Then, what happened to Jephthah’s daughter? The logical answer is that she was dedicated to God’s service, as Samuel was as a child. Her dedication was akin to a Nazarite vow, and she was not released from the vow for the entirety of her life. One other important point has been largely overlooked in the word “lament” used in verse 40. The marginal rendering is “to talk with.” The lamed (?) attached to the noun “daughter” is often translated as the word “to.” It is also translated by the words “at,” “in,” “in reference to,” “of,” “by,” and other words. What this means is that the marginal rendering could very well be correct, and means the daughters of Israel went annually to “talk to,” or “talk with” the daughter of Jephthah-clearly showing that she had not been sacrificed as a burnt offering.

“And Jephthah judged Israel six years. Then died Jephthah the Gileadite, and was buried in one of the cities of Gilead” (Judges 12:7).

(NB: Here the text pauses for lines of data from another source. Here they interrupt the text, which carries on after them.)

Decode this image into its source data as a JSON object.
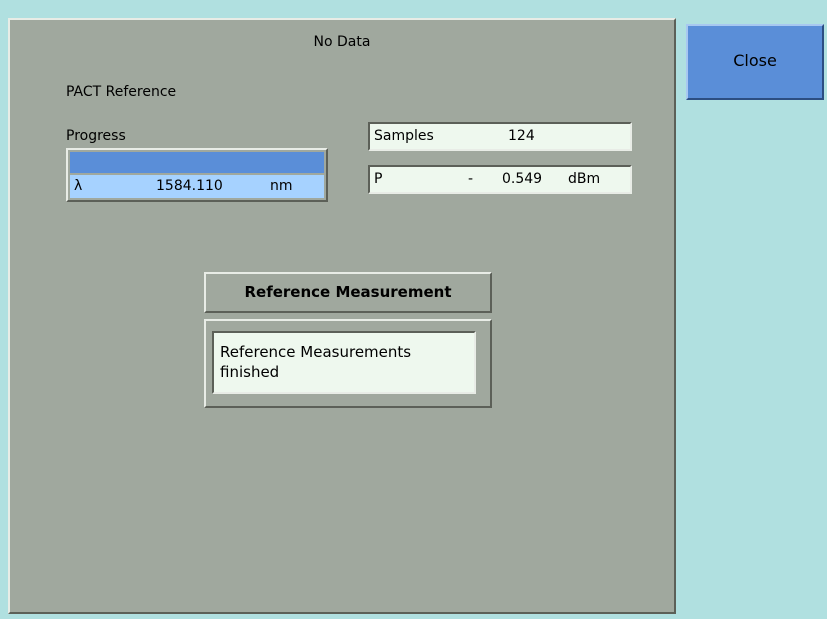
{
  "panel": {
    "title": "No Data",
    "section_label": "PACT Reference",
    "progress_label": "Progress",
    "progress_fraction": 1.0
  },
  "wavelength": {
    "symbol": "λ",
    "value": "1584.110",
    "unit": "nm"
  },
  "samples": {
    "label": "Samples",
    "value": "124"
  },
  "power": {
    "label": "P",
    "sign": "-",
    "value": "0.549",
    "unit": "dBm"
  },
  "reference": {
    "header": "Reference Measurement",
    "message_line1": "Reference Measurements",
    "message_line2": "finished"
  },
  "actions": {
    "close_label": "Close"
  },
  "colors": {
    "background": "#b0e0e0",
    "panel": "#a0a89e",
    "accent_blue": "#5a8ed8",
    "light_blue": "#a6d2ff",
    "field": "#eef8ee"
  }
}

The account of Jephthah tells us about a man who rose above disadvantaged circumstances-one whose inheritance had been denied-yet who bore neither hatred nor ill-will against those who had wronged him. He was not vengeful and bitter. When called upon during a national emergency, he rose to the occasion. He was a man who elevated himself above his handicap, a man who knew God and was devoted to Him. He was a seasoned and valiant warrior who did not shirk the responsibility given him. He completely understood that success depended upon God. Regardless of the cost to himself and his family, Jephthah was a man of his word. He truly was a great man of the Old Testament.